**Work required:** The finished copy should match every record exactly and contain no pictures.

BEGIN Record excerpts

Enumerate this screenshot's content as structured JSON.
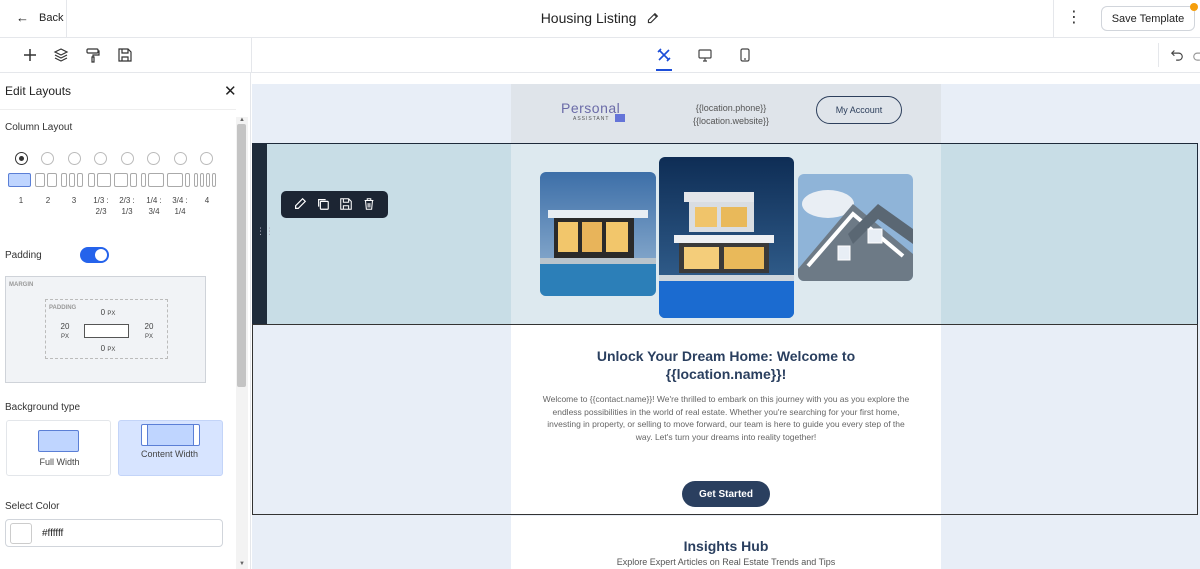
{
  "topbar": {
    "back_label": "Back",
    "title": "Housing Listing",
    "save_template_label": "Save Template",
    "notification_color": "#f59e0b"
  },
  "toolbar": {
    "left_icons": [
      "plus-icon",
      "layers-icon",
      "paint-roller-icon",
      "save-icon"
    ],
    "device_icons": [
      "tools-icon",
      "desktop-icon",
      "mobile-icon"
    ],
    "active_device": "tools-icon",
    "right_icons": [
      "undo-icon",
      "redo-icon"
    ]
  },
  "panel": {
    "title": "Edit Layouts",
    "column_layout_label": "Column Layout",
    "column_options": [
      {
        "label": "1",
        "selected": true
      },
      {
        "label": "2",
        "selected": false
      },
      {
        "label": "3",
        "selected": false
      },
      {
        "label": "1/3 : 2/3",
        "selected": false
      },
      {
        "label": "2/3 : 1/3",
        "selected": false
      },
      {
        "label": "1/4 : 3/4",
        "selected": false
      },
      {
        "label": "3/4 : 1/4",
        "selected": false
      },
      {
        "label": "4",
        "selected": false
      }
    ],
    "padding_label": "Padding",
    "padding_enabled": true,
    "margin_label": "MARGIN",
    "padding_box_label": "PADDING",
    "padding_top": "0",
    "padding_bottom": "0",
    "padding_left": "20",
    "padding_right": "20",
    "unit": "PX",
    "background_type_label": "Background type",
    "background_options": [
      {
        "label": "Full Width",
        "selected": false
      },
      {
        "label": "Content Width",
        "selected": true
      }
    ],
    "select_color_label": "Select Color",
    "color_value": "#ffffff",
    "accent_color": "#2563eb"
  },
  "email": {
    "logo_text": "Personal",
    "logo_subtext": "ASSISTANT",
    "location_phone": "{{location.phone}}",
    "location_website": "{{location.website}}",
    "account_button": "My Account",
    "headline": "Unlock Your Dream Home: Welcome to {{location.name}}!",
    "body": "Welcome to {{contact.name}}! We're thrilled to embark on this journey with you as you explore the endless possibilities in the world of real estate. Whether you're searching for your first home, investing in property, or selling to move forward, our team is here to guide you every step of the way. Let's turn your dreams into reality together!",
    "cta_label": "Get Started",
    "insights_title": "Insights Hub",
    "insights_subtitle": "Explore Expert Articles on Real Estate Trends and Tips",
    "brand_color": "#2a3f5f"
  }
}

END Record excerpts

**Completed task:**
Enumerate this screenshot's content as structured JSON.
{
  "topbar": {
    "back_label": "Back",
    "title": "Housing Listing",
    "save_template_label": "Save Template",
    "notification_color": "#f59e0b"
  },
  "toolbar": {
    "left_icons": [
      "plus-icon",
      "layers-icon",
      "paint-roller-icon",
      "save-icon"
    ],
    "device_icons": [
      "tools-icon",
      "desktop-icon",
      "mobile-icon"
    ],
    "active_device": "tools-icon",
    "right_icons": [
      "undo-icon",
      "redo-icon"
    ]
  },
  "panel": {
    "title": "Edit Layouts",
    "column_layout_label": "Column Layout",
    "column_options": [
      {
        "label": "1",
        "selected": true
      },
      {
        "label": "2",
        "selected": false
      },
      {
        "label": "3",
        "selected": false
      },
      {
        "label": "1/3 : 2/3",
        "selected": false
      },
      {
        "label": "2/3 : 1/3",
        "selected": false
      },
      {
        "label": "1/4 : 3/4",
        "selected": false
      },
      {
        "label": "3/4 : 1/4",
        "selected": false
      },
      {
        "label": "4",
        "selected": false
      }
    ],
    "padding_label": "Padding",
    "padding_enabled": true,
    "margin_label": "MARGIN",
    "padding_box_label": "PADDING",
    "padding_top": "0",
    "padding_bottom": "0",
    "padding_left": "20",
    "padding_right": "20",
    "unit": "PX",
    "background_type_label": "Background type",
    "background_options": [
      {
        "label": "Full Width",
        "selected": false
      },
      {
        "label": "Content Width",
        "selected": true
      }
    ],
    "select_color_label": "Select Color",
    "color_value": "#ffffff",
    "accent_color": "#2563eb"
  },
  "email": {
    "logo_text": "Personal",
    "logo_subtext": "ASSISTANT",
    "location_phone": "{{location.phone}}",
    "location_website": "{{location.website}}",
    "account_button": "My Account",
    "headline": "Unlock Your Dream Home: Welcome to {{location.name}}!",
    "body": "Welcome to {{contact.name}}! We're thrilled to embark on this journey with you as you explore the endless possibilities in the world of real estate. Whether you're searching for your first home, investing in property, or selling to move forward, our team is here to guide you every step of the way. Let's turn your dreams into reality together!",
    "cta_label": "Get Started",
    "insights_title": "Insights Hub",
    "insights_subtitle": "Explore Expert Articles on Real Estate Trends and Tips",
    "brand_color": "#2a3f5f"
  }
}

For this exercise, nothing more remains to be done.